- _YOUR OBJECTIVE_
All pictures must be dropped, while the entries are given again word for word.

[Dataset rows for apps and sites]
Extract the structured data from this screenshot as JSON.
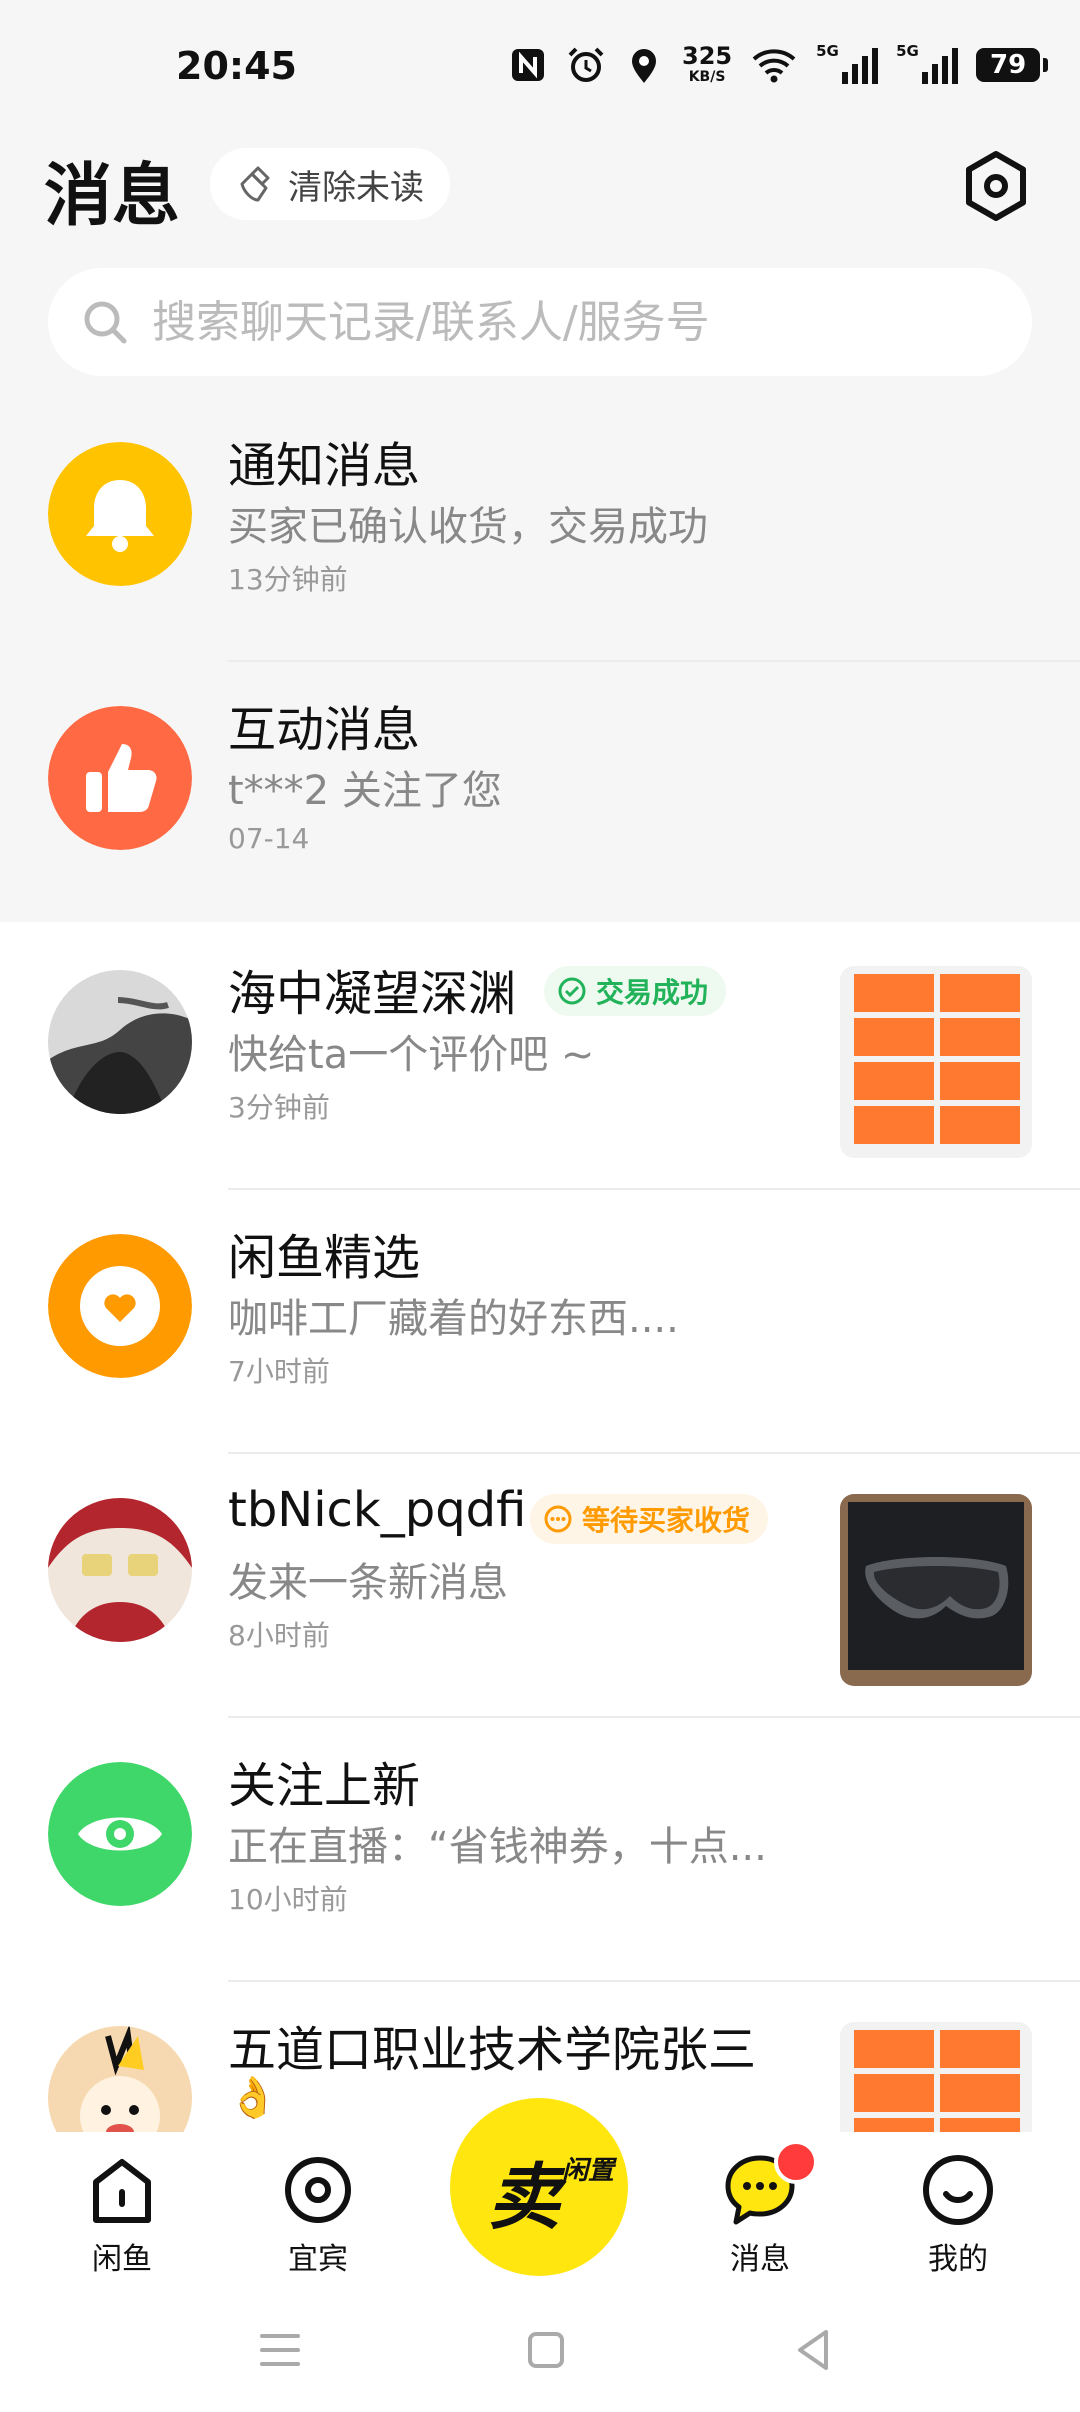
{
  "status_bar": {
    "time": "20:45",
    "net_speed_value": "325",
    "net_speed_unit": "KB/S",
    "signal_1": "5G",
    "signal_2": "5G",
    "battery": "79",
    "icons": [
      "nfc-icon",
      "alarm-icon",
      "location-icon",
      "wifi-icon",
      "signal-icon",
      "battery-icon"
    ]
  },
  "header": {
    "title": "消息",
    "clear_unread": "清除未读"
  },
  "search": {
    "placeholder": "搜索聊天记录/联系人/服务号"
  },
  "conversations": [
    {
      "title": "通知消息",
      "subtitle": "买家已确认收货，交易成功",
      "time": "13分钟前",
      "icon": "bell-icon",
      "color": "#ffc300"
    },
    {
      "title": "互动消息",
      "subtitle": "t***2 关注了您",
      "time": "07-14",
      "icon": "thumbs-up-icon",
      "color": "#ff6a45"
    },
    {
      "title": "海中凝望深渊",
      "badge": "交易成功",
      "subtitle": "快给ta一个评价吧 ~",
      "time": "3分钟前"
    },
    {
      "title": "闲鱼精选",
      "subtitle": "咖啡工厂藏着的好东西....",
      "time": "7小时前",
      "icon": "heart-icon",
      "color": "#ff9a00"
    },
    {
      "title": "tbNick_pqdfi",
      "badge": "等待买家收货",
      "subtitle": "发来一条新消息",
      "time": "8小时前"
    },
    {
      "title": "关注上新",
      "subtitle": "正在直播：“省钱神券，十点...",
      "time": "10小时前",
      "icon": "eye-icon",
      "color": "#3fd66a"
    },
    {
      "title": "五道口职业技术学院张三",
      "subtitle": "👌"
    }
  ],
  "bottom_nav": {
    "home": "闲鱼",
    "city": "宜宾",
    "sell_big": "卖",
    "sell_small": "闲置",
    "messages": "消息",
    "mine": "我的"
  },
  "colors": {
    "accent_yellow": "#ffe60f",
    "success_green": "#22b35a",
    "waiting_orange": "#ff9a00",
    "unread_red": "#ff3b3b"
  }
}
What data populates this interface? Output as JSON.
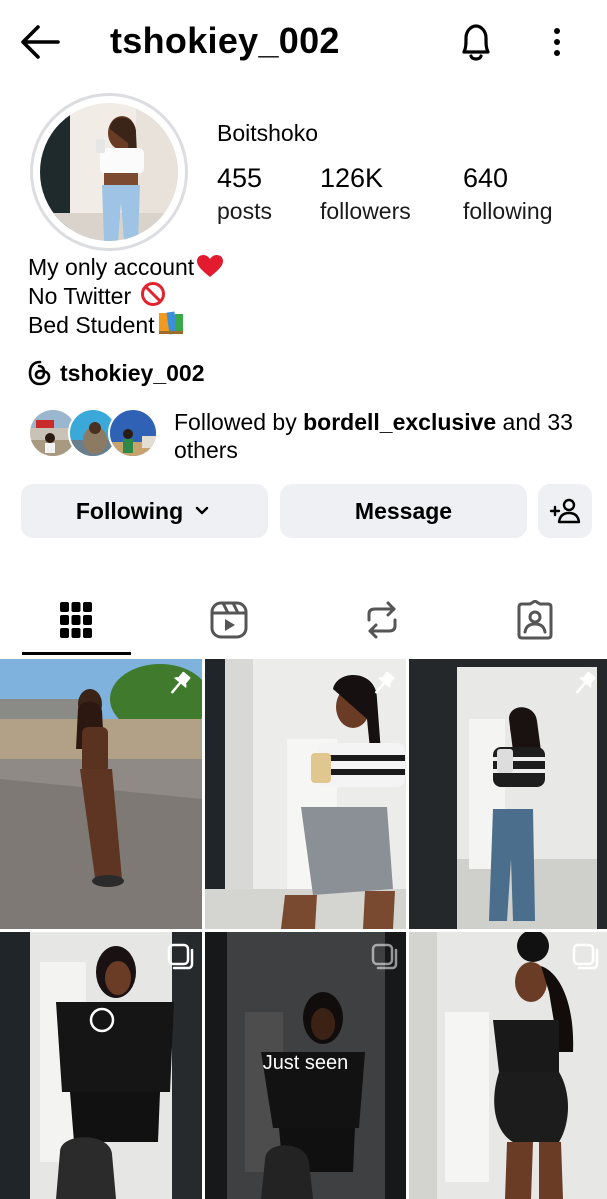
{
  "header": {
    "username": "tshokiey_002",
    "back_icon": "arrow-left-icon",
    "notification_icon": "bell-icon",
    "more_icon": "more-vertical-icon"
  },
  "profile": {
    "display_name": "Boitshoko",
    "stats": [
      {
        "value": "455",
        "label": "posts"
      },
      {
        "value": "126K",
        "label": "followers"
      },
      {
        "value": "640",
        "label": "following"
      }
    ],
    "bio": [
      "My only account",
      "No Twitter",
      "Bed Student"
    ],
    "bio_emojis": [
      "heart-icon",
      "no-entry-icon",
      "books-icon"
    ],
    "threads_handle": "tshokiey_002",
    "followed_by": {
      "prefix": "Followed by ",
      "name": "bordell_exclusive",
      "suffix": " and 33 others"
    }
  },
  "actions": {
    "following_label": "Following",
    "message_label": "Message",
    "add_person_icon": "add-person-icon"
  },
  "tabs": [
    "grid-icon",
    "reels-icon",
    "reposts-icon",
    "tagged-icon"
  ],
  "posts": [
    {
      "badge": "pin-icon",
      "overlay": ""
    },
    {
      "badge": "pin-icon",
      "overlay": ""
    },
    {
      "badge": "pin-icon",
      "overlay": ""
    },
    {
      "badge": "multi-photo-icon",
      "overlay": ""
    },
    {
      "badge": "multi-photo-icon",
      "overlay": "Just seen"
    },
    {
      "badge": "multi-photo-icon",
      "overlay": ""
    }
  ],
  "colors": {
    "button_bg": "#eff0f3",
    "text": "#000000",
    "ring": "#dcdde0"
  }
}
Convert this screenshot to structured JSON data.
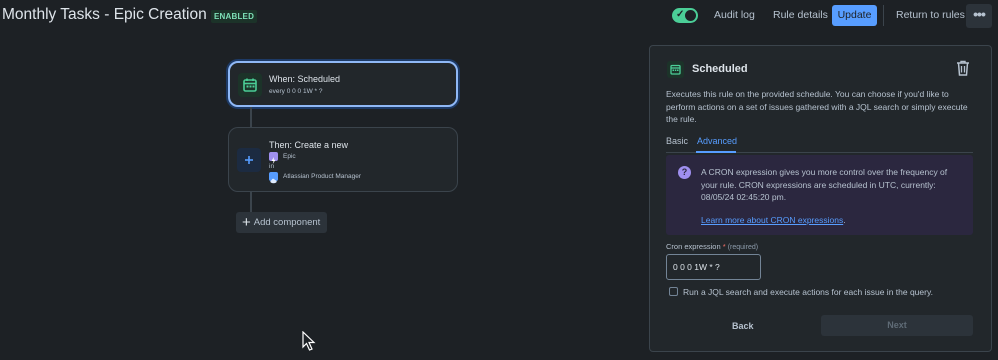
{
  "header": {
    "title": "Monthly Tasks - Epic Creation",
    "status_badge": "ENABLED",
    "toggle_on": true,
    "audit_log": "Audit log",
    "rule_details": "Rule details",
    "update": "Update",
    "return_to_rules": "Return to rules"
  },
  "canvas": {
    "trigger": {
      "title": "When: Scheduled",
      "subtitle": "every 0 0 0 1W * ?"
    },
    "action": {
      "title": "Then: Create a new",
      "issue_type": "Epic",
      "in_label": "in",
      "project": "Atlassian Product Manager"
    },
    "add_component": "Add component"
  },
  "panel": {
    "title": "Scheduled",
    "description": "Executes this rule on the provided schedule. You can choose if you'd like to perform actions on a set of issues gathered with a JQL search or simply execute the rule.",
    "tabs": [
      {
        "label": "Basic",
        "active": false
      },
      {
        "label": "Advanced",
        "active": true
      }
    ],
    "info": {
      "text": "A CRON expression gives you more control over the frequency of your rule. CRON expressions are scheduled in UTC, currently: 08/05/24 02:45:20 pm.",
      "link_text": "Learn more about CRON expressions",
      "link_suffix": "."
    },
    "cron_label": "Cron expression",
    "cron_required_mark": "*",
    "cron_hint": "(required)",
    "cron_value": "0 0 0 1W * ?",
    "jql_checkbox_label": "Run a JQL search and execute actions for each issue in the query.",
    "jql_checked": false,
    "back": "Back",
    "next": "Next"
  },
  "colors": {
    "background": "#1d2125",
    "accent": "#579dff",
    "enabled_green": "#4bce97",
    "trigger_icon": "#4bce97",
    "action_icon": "#579dff",
    "info_bg": "#2b273f",
    "info_icon": "#9f8fef"
  },
  "icons": {
    "trigger": "calendar-icon",
    "action": "plus-icon",
    "issue_type": "epic-lightning-icon",
    "project": "cloud-project-icon",
    "delete": "trash-icon",
    "more": "ellipsis-icon",
    "info": "question-circle-icon"
  }
}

- _WORKED SOLUTION_
Extract the structured data from this screenshot as JSON.
{
  "status_bar": {
    "time": "20:45",
    "net_speed_value": "325",
    "net_speed_unit": "KB/S",
    "signal_1": "5G",
    "signal_2": "5G",
    "battery": "79",
    "icons": [
      "nfc-icon",
      "alarm-icon",
      "location-icon",
      "wifi-icon",
      "signal-icon",
      "battery-icon"
    ]
  },
  "header": {
    "title": "消息",
    "clear_unread": "清除未读"
  },
  "search": {
    "placeholder": "搜索聊天记录/联系人/服务号"
  },
  "conversations": [
    {
      "title": "通知消息",
      "subtitle": "买家已确认收货，交易成功",
      "time": "13分钟前",
      "icon": "bell-icon",
      "color": "#ffc300"
    },
    {
      "title": "互动消息",
      "subtitle": "t***2 关注了您",
      "time": "07-14",
      "icon": "thumbs-up-icon",
      "color": "#ff6a45"
    },
    {
      "title": "海中凝望深渊",
      "badge": "交易成功",
      "subtitle": "快给ta一个评价吧 ~",
      "time": "3分钟前"
    },
    {
      "title": "闲鱼精选",
      "subtitle": "咖啡工厂藏着的好东西....",
      "time": "7小时前",
      "icon": "heart-icon",
      "color": "#ff9a00"
    },
    {
      "title": "tbNick_pqdfi",
      "badge": "等待买家收货",
      "subtitle": "发来一条新消息",
      "time": "8小时前"
    },
    {
      "title": "关注上新",
      "subtitle": "正在直播：“省钱神券，十点...",
      "time": "10小时前",
      "icon": "eye-icon",
      "color": "#3fd66a"
    },
    {
      "title": "五道口职业技术学院张三",
      "subtitle": "👌"
    }
  ],
  "bottom_nav": {
    "home": "闲鱼",
    "city": "宜宾",
    "sell_big": "卖",
    "sell_small": "闲置",
    "messages": "消息",
    "mine": "我的"
  },
  "colors": {
    "accent_yellow": "#ffe60f",
    "success_green": "#22b35a",
    "waiting_orange": "#ff9a00",
    "unread_red": "#ff3b3b"
  }
}
What data populates this interface? Output as JSON.
{
  "header": {
    "username": "tshokiey_002",
    "back_icon": "arrow-left-icon",
    "notification_icon": "bell-icon",
    "more_icon": "more-vertical-icon"
  },
  "profile": {
    "display_name": "Boitshoko",
    "stats": [
      {
        "value": "455",
        "label": "posts"
      },
      {
        "value": "126K",
        "label": "followers"
      },
      {
        "value": "640",
        "label": "following"
      }
    ],
    "bio": [
      "My only account",
      "No Twitter",
      "Bed Student"
    ],
    "bio_emojis": [
      "heart-icon",
      "no-entry-icon",
      "books-icon"
    ],
    "threads_handle": "tshokiey_002",
    "followed_by": {
      "prefix": "Followed by ",
      "name": "bordell_exclusive",
      "suffix": " and 33 others"
    }
  },
  "actions": {
    "following_label": "Following",
    "message_label": "Message",
    "add_person_icon": "add-person-icon"
  },
  "tabs": [
    "grid-icon",
    "reels-icon",
    "reposts-icon",
    "tagged-icon"
  ],
  "posts": [
    {
      "badge": "pin-icon",
      "overlay": ""
    },
    {
      "badge": "pin-icon",
      "overlay": ""
    },
    {
      "badge": "pin-icon",
      "overlay": ""
    },
    {
      "badge": "multi-photo-icon",
      "overlay": ""
    },
    {
      "badge": "multi-photo-icon",
      "overlay": "Just seen"
    },
    {
      "badge": "multi-photo-icon",
      "overlay": ""
    }
  ],
  "colors": {
    "button_bg": "#eff0f3",
    "text": "#000000",
    "ring": "#dcdde0"
  }
}
Convert this screenshot to structured JSON data.
{
  "header": {
    "title": "Monthly Tasks - Epic Creation",
    "status_badge": "ENABLED",
    "toggle_on": true,
    "audit_log": "Audit log",
    "rule_details": "Rule details",
    "update": "Update",
    "return_to_rules": "Return to rules"
  },
  "canvas": {
    "trigger": {
      "title": "When: Scheduled",
      "subtitle": "every 0 0 0 1W * ?"
    },
    "action": {
      "title": "Then: Create a new",
      "issue_type": "Epic",
      "in_label": "in",
      "project": "Atlassian Product Manager"
    },
    "add_component": "Add component"
  },
  "panel": {
    "title": "Scheduled",
    "description": "Executes this rule on the provided schedule. You can choose if you'd like to perform actions on a set of issues gathered with a JQL search or simply execute the rule.",
    "tabs": [
      {
        "label": "Basic",
        "active": false
      },
      {
        "label": "Advanced",
        "active": true
      }
    ],
    "info": {
      "text": "A CRON expression gives you more control over the frequency of your rule. CRON expressions are scheduled in UTC, currently: 08/05/24 02:45:20 pm.",
      "link_text": "Learn more about CRON expressions",
      "link_suffix": "."
    },
    "cron_label": "Cron expression",
    "cron_required_mark": "*",
    "cron_hint": "(required)",
    "cron_value": "0 0 0 1W * ?",
    "jql_checkbox_label": "Run a JQL search and execute actions for each issue in the query.",
    "jql_checked": false,
    "back": "Back",
    "next": "Next"
  },
  "colors": {
    "background": "#1d2125",
    "accent": "#579dff",
    "enabled_green": "#4bce97",
    "trigger_icon": "#4bce97",
    "action_icon": "#579dff",
    "info_bg": "#2b273f",
    "info_icon": "#9f8fef"
  },
  "icons": {
    "trigger": "calendar-icon",
    "action": "plus-icon",
    "issue_type": "epic-lightning-icon",
    "project": "cloud-project-icon",
    "delete": "trash-icon",
    "more": "ellipsis-icon",
    "info": "question-circle-icon"
  }
}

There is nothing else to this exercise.